Posts tagged Senate
It’s 19 months to election day. So why on earth am I writing a Senate Watch now? In part because we’re already hearing news of Senators retiring at the end of their terms. There’s more to look at, but that will wait for upcoming articles. Thus far, five Senators have announced that they will not be seeking reëlection next year. Those five are:
- Saxby Chambliss (R-GA)
- Tom Harkin (D-IA)
- Mike Johanns (R-NE)
- Frank Lautenberg (D-NJ)
- Jay Rockefeller (D-WV)
And there’s a sixth wildcard seat, arising from Senator John Kerry (D-MA) moving to replace Hillary Clinton as Secretary of State. What do those six seats’ prospects look like? Let’s take a look. (more…)
With John Kerry’s confirmation as Secretary of State, a seat opened in the U.S. Senate. Massachusetts Governor Deval Patrick named his former chief of staff, William “Mo” Cowan, as his interim replacement, and he was sworn in on February 7, created a record two (2) African Americans in the Senate at the same time.
A special election will be held June 25 to choose a “permanent” replacement for the five-term Senator Kerry. It isn’t really very permanent, because it will only fill out Kerry’s current term, which expires after the 2014 midterms. In other words, there will be yet another election for that seat next year.
Here is a brief rundown of some candidates who have so far declared their intention to run in the June special election. (more…)
Two votes happened in the U.S. Senate last Wednesday, votes which highlight how Republicans and Democrats feel about tax rates.
Senate Republicans voted to raise taxes on all Americans. Senate Democrats voted to avoid raising taxes on all Americans. A Democratic-sponsored bill that limits tax increases was passed, despite Republican opposition. Republicans are now insisting that the bill the Senate passed has no chance in the Republican-controlled House. In other words, Republican votes could force everyone’s taxes to go up.
How in the world will Grover Norquist spin this?

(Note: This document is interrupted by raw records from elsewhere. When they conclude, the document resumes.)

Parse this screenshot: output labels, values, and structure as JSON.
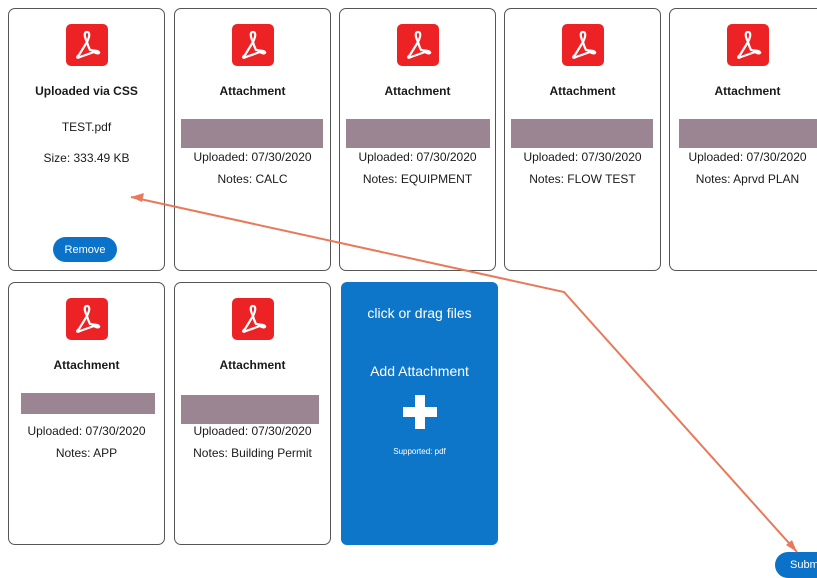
{
  "top_row": [
    {
      "title": "Uploaded via CSS",
      "filename": "TEST.pdf",
      "size": "Size: 333.49 KB",
      "button": "Remove"
    },
    {
      "title": "Attachment",
      "uploaded": "Uploaded: 07/30/2020",
      "notes": "Notes: CALC"
    },
    {
      "title": "Attachment",
      "uploaded": "Uploaded: 07/30/2020",
      "notes": "Notes: EQUIPMENT"
    },
    {
      "title": "Attachment",
      "uploaded": "Uploaded: 07/30/2020",
      "notes": "Notes: FLOW TEST"
    },
    {
      "title": "Attachment",
      "uploaded": "Uploaded: 07/30/2020",
      "notes": "Notes: Aprvd PLAN"
    }
  ],
  "bottom_row": [
    {
      "title": "Attachment",
      "uploaded": "Uploaded: 07/30/2020",
      "notes": "Notes: APP"
    },
    {
      "title": "Attachment",
      "uploaded": "Uploaded: 07/30/2020",
      "notes": "Notes: Building Permit"
    }
  ],
  "add_card": {
    "drag_text": "click or drag files",
    "add_text": "Add Attachment",
    "supported": "Supported: pdf"
  },
  "submit_label": "Subm",
  "colors": {
    "accent": "#0a72c9",
    "pdf_red": "#ed2224",
    "redaction": "#9b8593",
    "annotation_arrow": "#e8795a"
  },
  "icons": [
    "pdf-icon",
    "plus-icon"
  ]
}
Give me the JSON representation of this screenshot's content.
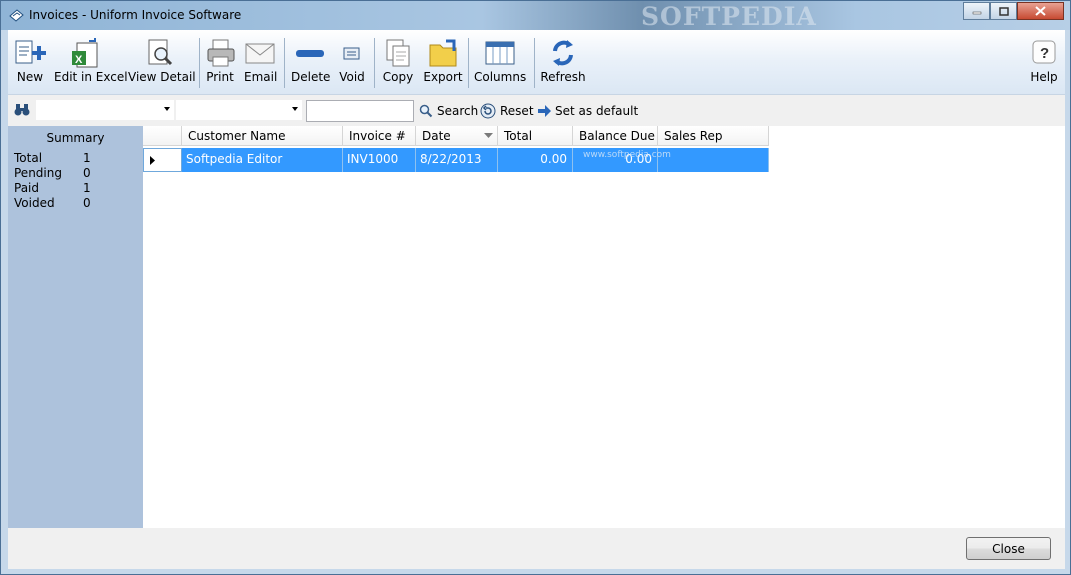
{
  "window": {
    "title": "Invoices - Uniform Invoice Software",
    "watermark": "SOFTPEDIA"
  },
  "toolbar": {
    "new": "New",
    "edit_excel": "Edit in Excel",
    "view_detail": "View Detail",
    "print": "Print",
    "email": "Email",
    "delete": "Delete",
    "void": "Void",
    "copy": "Copy",
    "export": "Export",
    "columns": "Columns",
    "refresh": "Refresh",
    "help": "Help"
  },
  "filter": {
    "combo1_value": "",
    "combo2_value": "",
    "search_text": "",
    "search": "Search",
    "reset": "Reset",
    "set_default": "Set as default"
  },
  "summary": {
    "title": "Summary",
    "rows": [
      {
        "label": "Total",
        "value": "1"
      },
      {
        "label": "Pending",
        "value": "0"
      },
      {
        "label": "Paid",
        "value": "1"
      },
      {
        "label": "Voided",
        "value": "0"
      }
    ]
  },
  "grid": {
    "columns": [
      "Customer Name",
      "Invoice #",
      "Date",
      "Total",
      "Balance Due",
      "Sales Rep"
    ],
    "rows": [
      {
        "customer": "Softpedia Editor",
        "invoice": "INV1000",
        "date": "8/22/2013",
        "total": "0.00",
        "balance": "0.00",
        "rep": ""
      }
    ],
    "overlay_watermark": "www.softpedia.com"
  },
  "footer": {
    "close": "Close"
  }
}
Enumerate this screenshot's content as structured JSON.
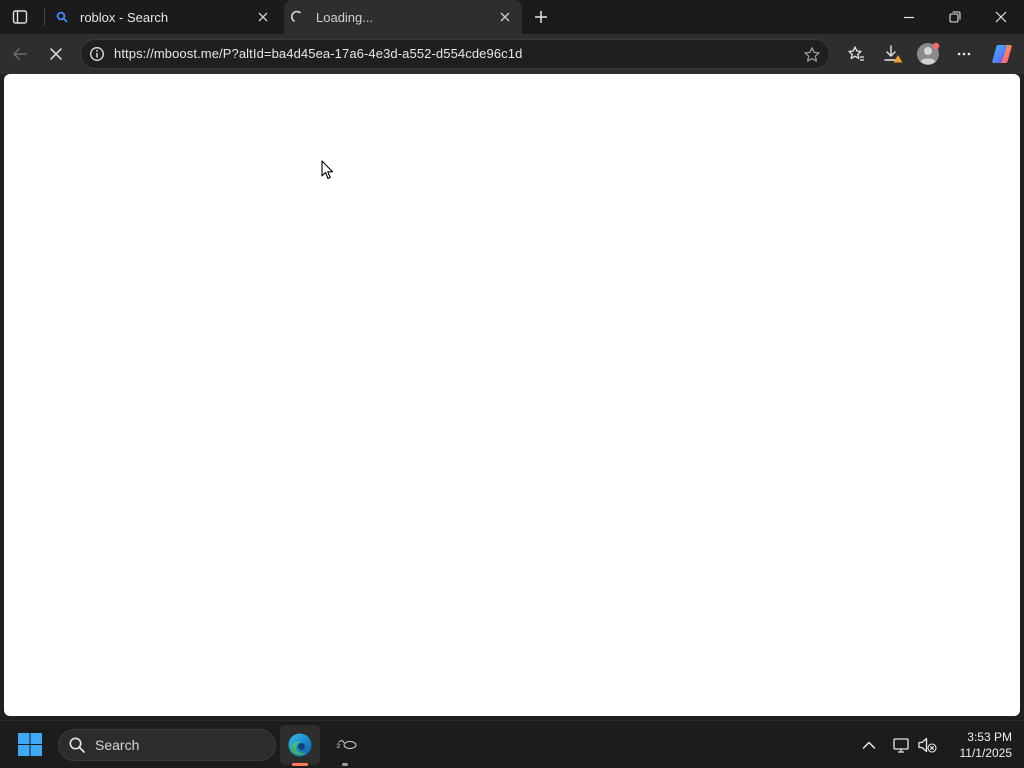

That’s not the most amazing part. Democrats have been trying to make the argument that Republicans only care about the super-rich. Republicans have been trying to deny this charge. So to demonstrate their position, Senate Republicans forced a vote on a bill to lower taxes on the super-rich as the quid pro quo for avoiding tax increases on everyone, apparently not noticing that this proves the Democrats’ point.
Let’s review how we got into this peculiar situation. (more…)
A deal has been reached in the Senate, to extend the payroll tax holiday and unemployment benefits for two months, along with the perennial “doc fix” that prevents health care providers from receiving smaller reimbursements from Medicare. President Obama has agreed to this deal. It passed the Senate, in a rare Saturday vote, by an overwhelming 89 to 10. Seven Republicans, two Democrats, and one Bernie Sanders voted against it.
The deal also has a strange and unrelated rider on the Keystone pipeline. President Obama had previously promised to veto any deal that forced an early start to pipeline construction, before an alternate routing of the pipeline could be found that avoided danger to the nation’s largest aquifer. (more…)
The 2010 midterms revolved around the anger of Americans at losing so many jobs, and the slow pace of the economic recovery after the crash of 2008. This anger was epitomized by Speaker Boehner’s iconic demand, “Mr. President, where are the jobs?”
Since taking control of the House and narrowing the partisan gap in the Senate, Republicans have done nothing to create more jobs in America. Instead, they have concentrated on creating more joblessness, by attempting to cut federal spending, thus throwing hundreds of thousands of American workers out of work. Even as unemployment in the private sector has dropped, and hiring has risen, these gains were nearly wiped out by increased unemployment in the public sector.
In response to Republican inaction, last month President Obama announced the American Jobs Act, an attempt to do what the public demanded be done in the election of 2010.
Last week, Republicans in the Senate refused to allow the America Jobs Act to merely come up for a vote. A few days later, they released their own jobs bill, though it isn’t getting much attention, and rightfully so. It isn’t a jobs plan; it’s no more than a laundry list of Republican talking points. There’s nothing new in the plan, it doesn’t do anything to create jobs, and it strives to undo legislation on health care and environmental protections that Presidents have been seeking since Theodore Roosevelt. (more…)